gms | German Medical Science

64th Annual Meeting of the German Society of Neurosurgery (DGNC)

German Society of Neurosurgery (DGNC)

26 - 29 May 2013, Düsseldorf

Minimally invasive neurosurgery in pediatric patients – A review of 109 surgeries: Clinical history and operative results

Meeting Abstract

  • Mirjam Renovanz - Klinik und Poliklinik für Neurochirurgie, Universitätsmedizin Mainz, Mainz
  • Anne-Katrin Hickmann - Neurochirurgische Klinik, Klinikum Stuttgart, Katharinenhospital, Stuttgart
  • Markus Bittl - Neurochirurgische Klinik, Klinikum Stuttgart, Katharinenhospital, Stuttgart
  • Nikolai J. Hopf - Neurochirurgische Klinik, Klinikum Stuttgart, Katharinenhospital, Stuttgart

Deutsche Gesellschaft für Neurochirurgie. 64. Jahrestagung der Deutschen Gesellschaft für Neurochirurgie (DGNC). Düsseldorf, 26.-29.05.2013. Düsseldorf: German Medical Science GMS Publishing House; 2013. DocP 010

doi: 10.3205/13dgnc432, urn:nbn:de:0183-13dgnc4322

Published: May 21, 2013

© 2013 Renovanz et al.
This is an Open Access article distributed under the terms of the Creative Commons Attribution License ( You are free: to Share – to copy, distribute and transmit the work, provided the original author and source are credited.



Objective: Surgery is an integral component and typically the first line of therapy for children with central nervous system tumors. Conventional aims of neurosurgery including tumor removal, management of hydrocephalus and diagnostic sampling have been radically modified with innovative technologies such as navigational guidance, functional mapping, endoscopic surgery, second-look surgery and physiologic imaging. The aim of the study was to investigate our operative results using minimally invasive technique in children with brain tumors.

Method: Our database was retrospectively searched for children who have been treated with central nervous system tumors. Clinical features, surgical technique and results, length of hospital stay and complications were reviewed. Pre- and early postoperative MRI were evaluated for degree of surgical resection. Correlation of tumor localization, length of hospital stay as well as surgical techniques and clinical outcome was investigated.

Results: 105 patients underwent 109 tumor resections using minimally invasive approaches (image- and functional guided tailored keyhole approaches for supratentorial, retrosigmoid and suboccipital keyhole approaches for infratentorial lesions). Most tumors were located supratentorially (76%). Gliomas were diagnosed in 38% of cases, ependymomas in 8%, and medulloblastomas in 5%. The main presenting symptoms were headache combined with nausea and vomiting (31%), seizures (17%) and cerebellar symptoms (8%). In 68% neurologic improvement was documented postoperatively. In 7% hemiparesis increased and 12% of the patients showed cranial nerve irritation postoperatively. Gross total resection (resection ≥ 95%) was achieved in 66%. The most common complication was CSF fistula (n=8, surgical revision: n=5). Mean length of hospital stay was 8.2 days. 41 patients stayed more than 7 days of which 43% underwent suboccipital craniotomy.
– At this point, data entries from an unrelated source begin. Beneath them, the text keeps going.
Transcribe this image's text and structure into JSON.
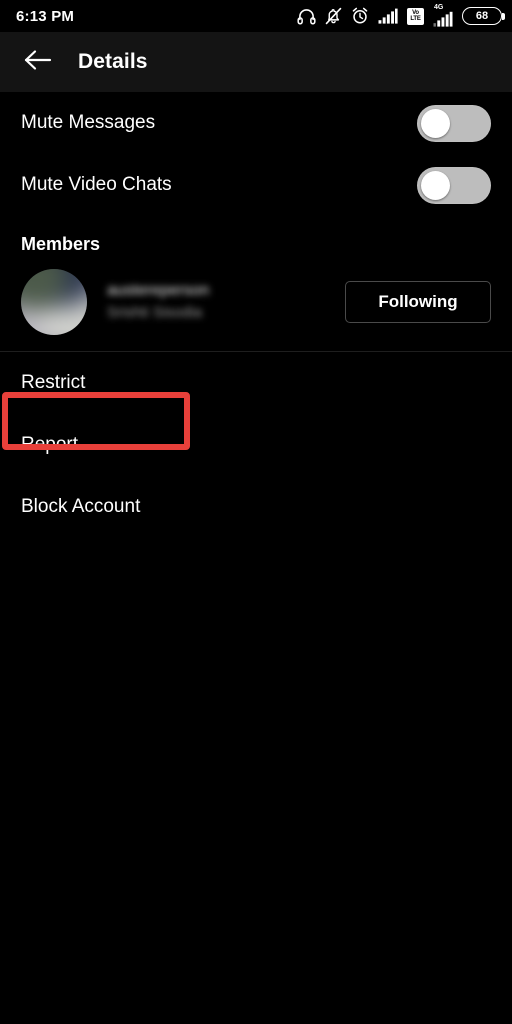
{
  "status_bar": {
    "time": "6:13 PM",
    "icons": [
      {
        "name": "headphones-icon"
      },
      {
        "name": "notifications-muted-icon"
      },
      {
        "name": "alarm-clock-icon"
      },
      {
        "name": "signal-bars-icon"
      },
      {
        "name": "volte-icon",
        "line1": "Vo",
        "line2": "LTE"
      },
      {
        "name": "mobile-data-4g-icon",
        "generation": "4G"
      },
      {
        "name": "battery-icon",
        "level": "68"
      }
    ]
  },
  "app_bar": {
    "back_label": "back-arrow",
    "title": "Details"
  },
  "settings": {
    "toggles": [
      {
        "label": "Mute Messages",
        "state": "off"
      },
      {
        "label": "Mute Video Chats",
        "state": "off"
      }
    ]
  },
  "members": {
    "heading": "Members",
    "list": [
      {
        "username": "austereperson",
        "display_name": "Srishti Sisodia",
        "redacted": true,
        "action_label": "Following"
      }
    ]
  },
  "actions": [
    {
      "label": "Restrict",
      "highlighted": true
    },
    {
      "label": "Report…",
      "highlighted": false
    },
    {
      "label": "Block Account",
      "highlighted": false
    }
  ],
  "colors": {
    "background": "#000000",
    "app_bar": "#141414",
    "highlight_red": "#e8403a",
    "toggle_track_off": "#bdbdbd",
    "toggle_knob": "#ffffff",
    "text_primary": "#ffffff",
    "text_secondary": "#9b9b9b",
    "border": "#4a4a4a"
  }
}
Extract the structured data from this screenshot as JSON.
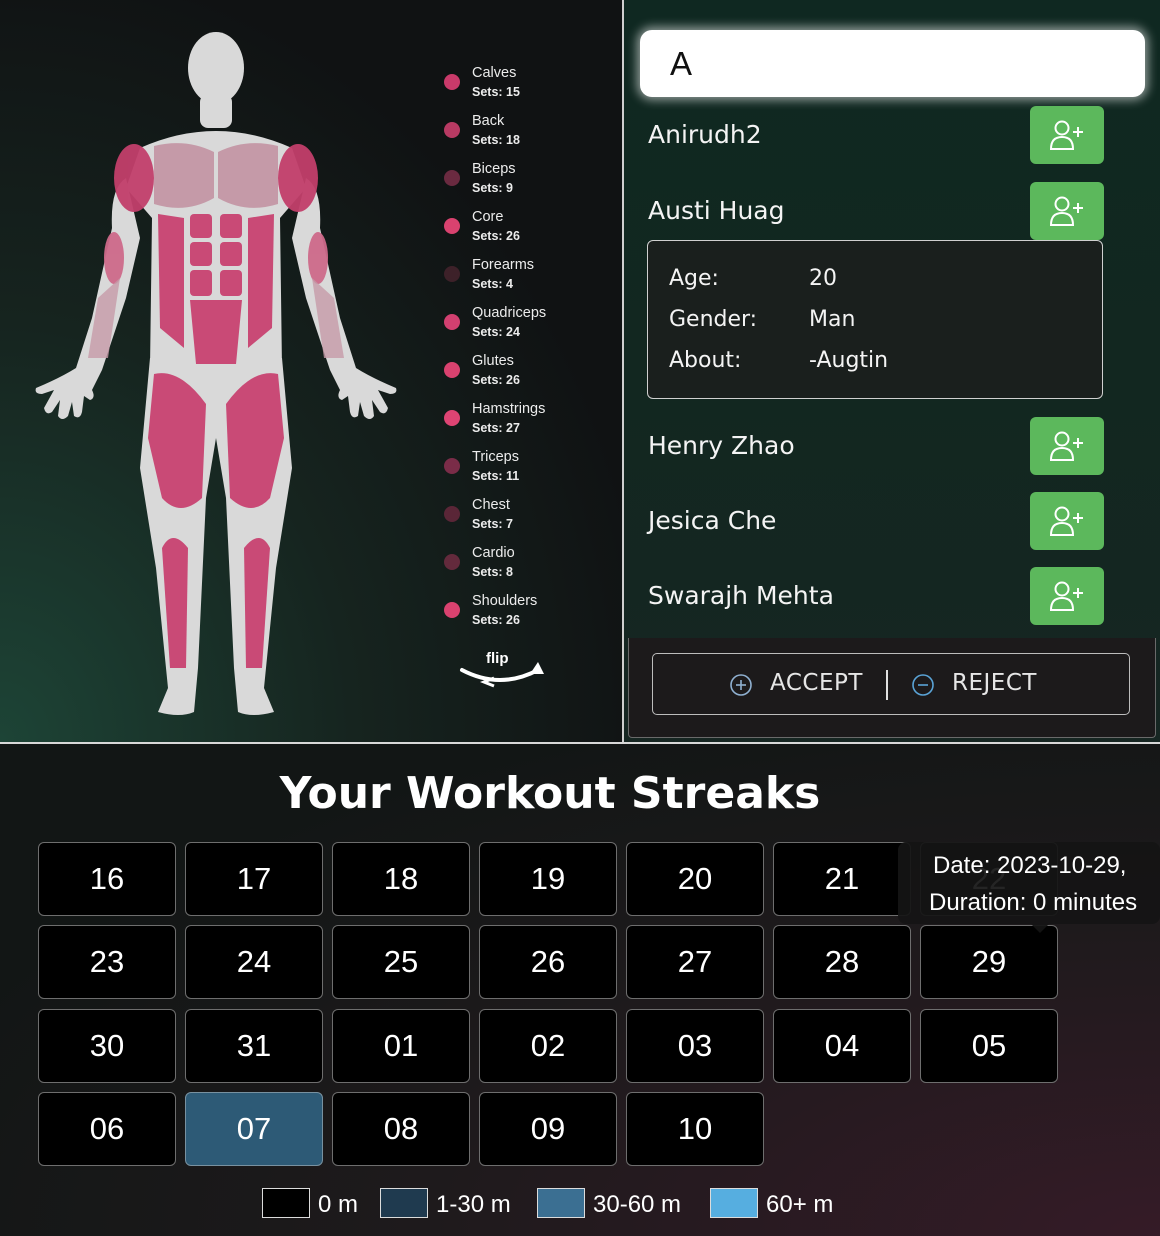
{
  "muscle_legend": [
    {
      "name": "Calves",
      "sets": "Sets: 15",
      "color": "#c93a6a"
    },
    {
      "name": "Back",
      "sets": "Sets: 18",
      "color": "#b83a63"
    },
    {
      "name": "Biceps",
      "sets": "Sets: 9",
      "color": "#6a2a40"
    },
    {
      "name": "Core",
      "sets": "Sets: 26",
      "color": "#d9426f"
    },
    {
      "name": "Forearms",
      "sets": "Sets: 4",
      "color": "#3d2129"
    },
    {
      "name": "Quadriceps",
      "sets": "Sets: 24",
      "color": "#d24070"
    },
    {
      "name": "Glutes",
      "sets": "Sets: 26",
      "color": "#d9426f"
    },
    {
      "name": "Hamstrings",
      "sets": "Sets: 27",
      "color": "#de4473"
    },
    {
      "name": "Triceps",
      "sets": "Sets: 11",
      "color": "#7a2c48"
    },
    {
      "name": "Chest",
      "sets": "Sets: 7",
      "color": "#5a2637"
    },
    {
      "name": "Cardio",
      "sets": "Sets: 8",
      "color": "#632a3c"
    },
    {
      "name": "Shoulders",
      "sets": "Sets: 26",
      "color": "#d9426f"
    }
  ],
  "flip_label": "flip",
  "search": {
    "value": "A",
    "placeholder": ""
  },
  "users": [
    {
      "name": "Anirudh2"
    },
    {
      "name": "Austi Huag"
    },
    {
      "name": "Henry Zhao"
    },
    {
      "name": "Jesica Che"
    },
    {
      "name": "Swarajh Mehta"
    }
  ],
  "user_detail": {
    "age_label": "Age:",
    "age": "20",
    "gender_label": "Gender:",
    "gender": "Man",
    "about_label": "About:",
    "about": "-Augtin"
  },
  "actions": {
    "accept": "ACCEPT",
    "reject": "REJECT"
  },
  "streaks": {
    "title": "Your Workout Streaks",
    "days": [
      {
        "label": "16",
        "level": "0 m"
      },
      {
        "label": "17",
        "level": "0 m"
      },
      {
        "label": "18",
        "level": "0 m"
      },
      {
        "label": "19",
        "level": "0 m"
      },
      {
        "label": "20",
        "level": "0 m"
      },
      {
        "label": "21",
        "level": "0 m"
      },
      {
        "label": "22",
        "level": "0 m"
      },
      {
        "label": "23",
        "level": "0 m"
      },
      {
        "label": "24",
        "level": "0 m"
      },
      {
        "label": "25",
        "level": "0 m"
      },
      {
        "label": "26",
        "level": "0 m"
      },
      {
        "label": "27",
        "level": "0 m"
      },
      {
        "label": "28",
        "level": "0 m"
      },
      {
        "label": "29",
        "level": "0 m"
      },
      {
        "label": "30",
        "level": "0 m"
      },
      {
        "label": "31",
        "level": "0 m"
      },
      {
        "label": "01",
        "level": "0 m"
      },
      {
        "label": "02",
        "level": "0 m"
      },
      {
        "label": "03",
        "level": "0 m"
      },
      {
        "label": "04",
        "level": "0 m"
      },
      {
        "label": "05",
        "level": "0 m"
      },
      {
        "label": "06",
        "level": "0 m"
      },
      {
        "label": "07",
        "level": "1-30 m"
      },
      {
        "label": "08",
        "level": "0 m"
      },
      {
        "label": "09",
        "level": "0 m"
      },
      {
        "label": "10",
        "level": "0 m"
      }
    ],
    "tooltip": {
      "line1": "Date: 2023-10-29,",
      "line2": "Duration: 0 minutes"
    },
    "key": [
      {
        "label": "0 m",
        "color": "#000000"
      },
      {
        "label": "1-30 m",
        "color": "#1f3a4f"
      },
      {
        "label": "30-60 m",
        "color": "#3b6f92"
      },
      {
        "label": "60+ m",
        "color": "#56aee0"
      }
    ]
  }
}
Conclusions: This study shows that it is possible to achieve surgical results comparable to those in the adult population applying minimal invasive techniques. Beside the primary goal of optimal clinical outcome, a good cosmetic result and fast recovery is also of great importance to this patient group. Minimally invasive technique is suitable to enable both.